The web team is always working to improve the accessibility of our website, and we want to remind users that they need to follow best practices to make their content accessible.
Why think about accessibility?
- It makes your content easier to access: Following accessible web standards makes our site easier to use for all people, including visitors.
- It is the law: Web Governance Policy requires compliance with the Federal Rehabilitation Act’s Section 508, and looks to the Web Content Accessibility Guidelines (WCAG) 2.0 for guidance in meeting campus accessibility commitments. Because we are a partially federally funded institution, we must abide by these rules.
Issues editors need to address
You can log into your Site Improve account to view accessibility issues with your pages. Zuse Editors are responsible for making sure that all issues with “Editor” responsibility are addressed. Below is an overview of some of the issues you may find and how to address them. See Using Site Improve for Accessibility in our documentation for more information on how to view reports and fix issues.

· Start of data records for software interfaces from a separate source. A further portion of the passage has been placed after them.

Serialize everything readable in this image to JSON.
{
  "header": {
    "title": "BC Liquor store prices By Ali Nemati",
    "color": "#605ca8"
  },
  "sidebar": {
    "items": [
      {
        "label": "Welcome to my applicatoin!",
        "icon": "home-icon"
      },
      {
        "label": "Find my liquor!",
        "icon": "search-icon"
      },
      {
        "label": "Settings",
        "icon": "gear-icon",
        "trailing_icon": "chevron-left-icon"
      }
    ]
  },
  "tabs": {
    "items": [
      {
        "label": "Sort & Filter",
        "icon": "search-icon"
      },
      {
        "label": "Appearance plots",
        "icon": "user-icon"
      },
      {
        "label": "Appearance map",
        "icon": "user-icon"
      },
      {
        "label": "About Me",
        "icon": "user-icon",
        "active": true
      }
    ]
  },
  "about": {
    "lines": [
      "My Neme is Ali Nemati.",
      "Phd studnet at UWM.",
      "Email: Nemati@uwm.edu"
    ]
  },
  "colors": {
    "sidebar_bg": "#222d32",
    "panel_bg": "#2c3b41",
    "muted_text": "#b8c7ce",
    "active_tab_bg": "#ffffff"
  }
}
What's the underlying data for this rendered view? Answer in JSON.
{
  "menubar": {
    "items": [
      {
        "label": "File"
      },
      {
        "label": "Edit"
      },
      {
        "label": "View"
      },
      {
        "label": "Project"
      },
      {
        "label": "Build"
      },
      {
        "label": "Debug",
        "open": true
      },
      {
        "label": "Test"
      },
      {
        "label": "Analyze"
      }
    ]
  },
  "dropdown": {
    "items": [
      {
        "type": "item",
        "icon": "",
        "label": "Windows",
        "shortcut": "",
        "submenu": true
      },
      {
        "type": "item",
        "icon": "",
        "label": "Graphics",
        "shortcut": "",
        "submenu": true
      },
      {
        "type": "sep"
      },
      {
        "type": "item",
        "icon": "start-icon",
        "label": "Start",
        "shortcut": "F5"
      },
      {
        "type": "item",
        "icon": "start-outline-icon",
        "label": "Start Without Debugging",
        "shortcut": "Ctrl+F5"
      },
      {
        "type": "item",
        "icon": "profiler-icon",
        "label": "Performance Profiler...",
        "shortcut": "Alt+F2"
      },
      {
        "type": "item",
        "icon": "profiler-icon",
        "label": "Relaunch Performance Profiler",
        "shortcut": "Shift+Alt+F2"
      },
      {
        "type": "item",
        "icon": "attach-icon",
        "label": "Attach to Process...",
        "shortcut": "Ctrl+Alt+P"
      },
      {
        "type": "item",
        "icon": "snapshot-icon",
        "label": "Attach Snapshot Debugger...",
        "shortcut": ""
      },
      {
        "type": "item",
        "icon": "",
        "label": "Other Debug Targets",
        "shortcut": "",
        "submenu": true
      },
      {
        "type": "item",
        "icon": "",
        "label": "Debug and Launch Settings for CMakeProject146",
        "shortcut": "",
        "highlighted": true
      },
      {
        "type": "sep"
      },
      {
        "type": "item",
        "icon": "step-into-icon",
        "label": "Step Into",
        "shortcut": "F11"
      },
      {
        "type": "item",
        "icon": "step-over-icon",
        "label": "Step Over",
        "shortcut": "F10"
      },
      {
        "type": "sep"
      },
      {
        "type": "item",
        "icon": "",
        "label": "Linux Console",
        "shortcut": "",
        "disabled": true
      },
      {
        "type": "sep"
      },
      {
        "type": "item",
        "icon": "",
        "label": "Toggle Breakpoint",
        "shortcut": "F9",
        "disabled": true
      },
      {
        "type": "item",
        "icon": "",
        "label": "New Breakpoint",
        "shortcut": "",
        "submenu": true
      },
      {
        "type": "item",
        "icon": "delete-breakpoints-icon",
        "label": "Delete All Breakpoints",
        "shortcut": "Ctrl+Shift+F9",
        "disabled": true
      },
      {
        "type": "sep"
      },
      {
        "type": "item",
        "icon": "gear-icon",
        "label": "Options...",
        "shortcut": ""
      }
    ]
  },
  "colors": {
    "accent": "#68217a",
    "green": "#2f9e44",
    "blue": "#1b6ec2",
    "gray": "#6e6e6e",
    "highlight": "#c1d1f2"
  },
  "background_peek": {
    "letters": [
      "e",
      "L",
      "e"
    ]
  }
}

Note: Because Site Improve can’t understand our content, the software may miss issues. Make sure you are following the below guidelines even if Site Improve isn’t flagging any issues.
All images should have an alt attribute. By default, if you don’t add alt text to your image, Zuse will mark it as null, meaning the image is purely decorative. Site editors are responsible for adding descriptive alt text if the image is not purely decorative.
If you do add alt text to your image, write a short description of the image. It shouldn’t be more than a handful of words.
Images should not include text. Do not include images of text because they can’t be interpreted by screen readers. If you include a graph or any image that contains content, make sure that content is also available in a different format.
Link text needs to be descriptive and understandable, even out of context. This means using text that describes where the link is going instead of something like “click here.” On a page, links with the same text need to go to the same place.
Screen readers rely on headings to give site visitors an outline of the content on the page. Using headings properly also makes your page easier to navigate for people of all abilities.
As much as possible, headings should be semantic, meaning they follow a structured layout with the largest heading coming first. Page titles are always level 1, so the first heading in your content should be a level 2.
All PDF documents that you link to from our website must be accessible. This means that they must be made directly from a program like Word and cannot be scanned images.
- Using Site Improve for Accessibility: Information on how to view and interpret Site Improve reports. Instructions for fixing errors reported by Site Improve.
- Developing Accessible Websites: Detailed background information from the University of Washington
- Using Site Improve: Never logged in before? Need to reset your password? Find out how.
- Creating an Accessible, Usable Web Site: Background on building a usable site